The last monastery constructed before the Muslim invasion, the Dharmachakra-jina Vihara, was the largest of all. Kumaradevi, queen of King Govindachandra, who ruled in Benares from 1114-1154, built the monastery. There is a surviving fragment of stone inscription here, which records that in 1058, a monk presented a gift copy of the Prajna-paramita Sutra to the monastery. This incident provides the evidence of Mahayana activity at that time. The discovery of ancient statues of Heruka and Arya Tara in this area shows that Vajrayana was also practiced there.
Formerly, two great stupas adorned the site. However, today only the Dhamekha remains, assigned by its inscription to the sixth century. The Dharmarajika stupa built by Ashoka was pulled down in the eighteenth century by Jagat Singh, who consigned the casket of relics contained within it to the Ganges River. Huen Tsang described that Ashoka's pillar, which stood in front of the stupa, was so highly polished that it constantly reflected the statue of Buddha.
Benares, the second city to reappear following the last destruction of the world, was also a site of the previous Buddha's manifestations. Kashyapa, the third Buddha of this aeon, built a monastery near Deer Park, where he ordained the Brahmin boy, Jotipala, an earlier incarnation of Shakyamuni. Heun Tsang recorded the existence of stupas and an artificial platform on the site where several previous Buddhas walked and sat in meditation.
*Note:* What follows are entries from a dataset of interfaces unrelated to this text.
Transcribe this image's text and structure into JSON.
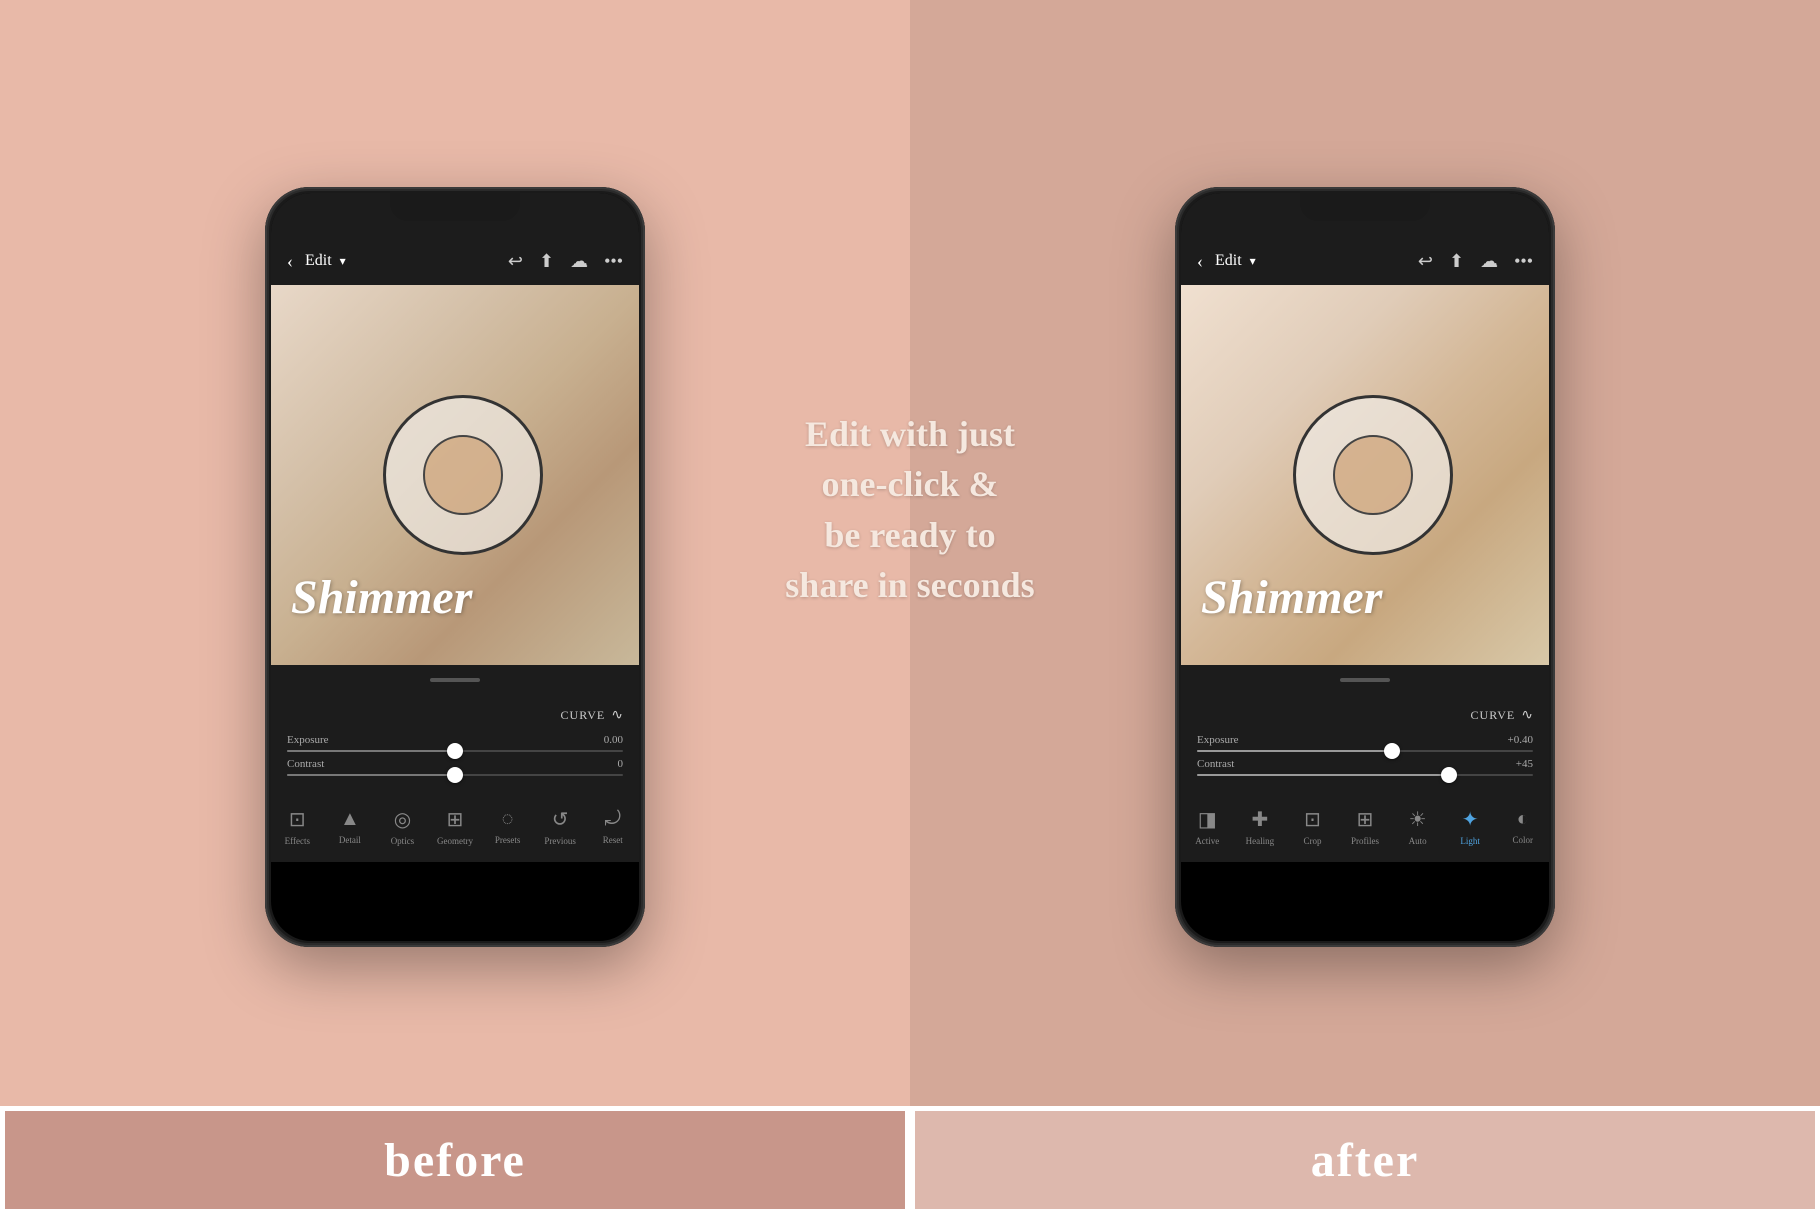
{
  "left": {
    "background_color": "#e8b9a8",
    "phone": {
      "top_bar": {
        "back": "‹",
        "edit_label": "Edit",
        "edit_arrow": "▾"
      },
      "photo": {
        "shimmer_text": "Shimmer"
      },
      "curve_label": "CURVE",
      "exposure_label": "Exposure",
      "exposure_value": "0.00",
      "contrast_label": "Contrast",
      "contrast_value": "0",
      "nav_items": [
        {
          "label": "Effects",
          "icon": "⊡"
        },
        {
          "label": "Detail",
          "icon": "▲"
        },
        {
          "label": "Optics",
          "icon": "◎"
        },
        {
          "label": "Geometry",
          "icon": "⊞"
        },
        {
          "label": "Presets",
          "icon": "◌"
        },
        {
          "label": "Previous",
          "icon": "↺"
        },
        {
          "label": "Reset",
          "icon": "⤾"
        }
      ]
    },
    "before_label": "before"
  },
  "right": {
    "background_color": "#d4a898",
    "phone": {
      "top_bar": {
        "back": "‹",
        "edit_label": "Edit",
        "edit_arrow": "▾"
      },
      "photo": {
        "shimmer_text": "Shimmer"
      },
      "curve_label": "CURVE",
      "exposure_label": "Exposure",
      "exposure_value": "+0.40",
      "contrast_label": "Contrast",
      "contrast_value": "+45",
      "nav_items": [
        {
          "label": "Active",
          "icon": "◨"
        },
        {
          "label": "Healing",
          "icon": "✚"
        },
        {
          "label": "Crop",
          "icon": "⊡"
        },
        {
          "label": "Profiles",
          "icon": "⊞"
        },
        {
          "label": "Auto",
          "icon": "☀"
        },
        {
          "label": "Light",
          "icon": "✦",
          "active": true
        },
        {
          "label": "Color",
          "icon": "◐"
        }
      ]
    },
    "after_label": "after"
  },
  "center": {
    "text_line1": "Edit with just",
    "text_line2": "one-click &",
    "text_line3": "be ready to",
    "text_line4": "share in seconds"
  }
}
Deer Park was also the location of Shakyamuni's deeds in His previous lives. Heun Tsang mentioned a number of stupas near the monastery, commemorating these lives. One of stupas honors the event when bodhisattva offered himself as the deer. There was another observing the event when, as a six-tusked elephant, He offered his tusks to a deceitful hunter. The third stupa memorialized the event where He bodhisattva had been a bird, with Maudgalyayana and Sariputra as a monkey and an elephant.
Another stupa commemorated the occasion when Indra manifested as a hungry old man and asked a fox, an ape and a hare (the Buddha in a former life) for food. The fox brought fish, the ape brought fruit, but the bodhisattva hare, having nothing else to offer, threw himself on a fire and offered his roasted body. Indra was so moved by this act that he took the hare and placed him in the moon. Many people in central Asia still refer to the moon as the hare sign, or worship the hare in the moon.
Today, the actual site of the Buddha's teaching at Sarnath as well as the several ruins in the area stand enclosed in a park. Nearby, a well-planned museum houses a number of unearthed statues, many of them barely damaged, along with several other findings from the site. The museum's entrance is dominated by the famous lion capital from Ashoka's pillar.
Adjacent to the park, is the Mahabodhi Society's Mulaghandaluti Temple, an imposing building containing certain relics of the Buddha. Close by is the Society's sangharama and a library, which houses a rare collection of Buddhist literature. Also in the vicinity, are Burmese, Chinese and Tibetan temples. There is also a Tibetan monastery and the Institute of Higher Tibetan Studies nearby, where two hundred young monks practice and study the many aspects of the Buddha's teaching, to qualify for the degree of an Acharya. There is also a Tibetan printing press, The Pleasure of Elegant Sayings, which, over the last decade, has published more than thirty Tibetan texts of Buddhist treatises, otherwise hard to find. The wheel of Dharma that Shakyamuni first turned at Sarnath continues to revolve even today.
Information on buddhist pilgrimage site of sarnath - the first sermon place.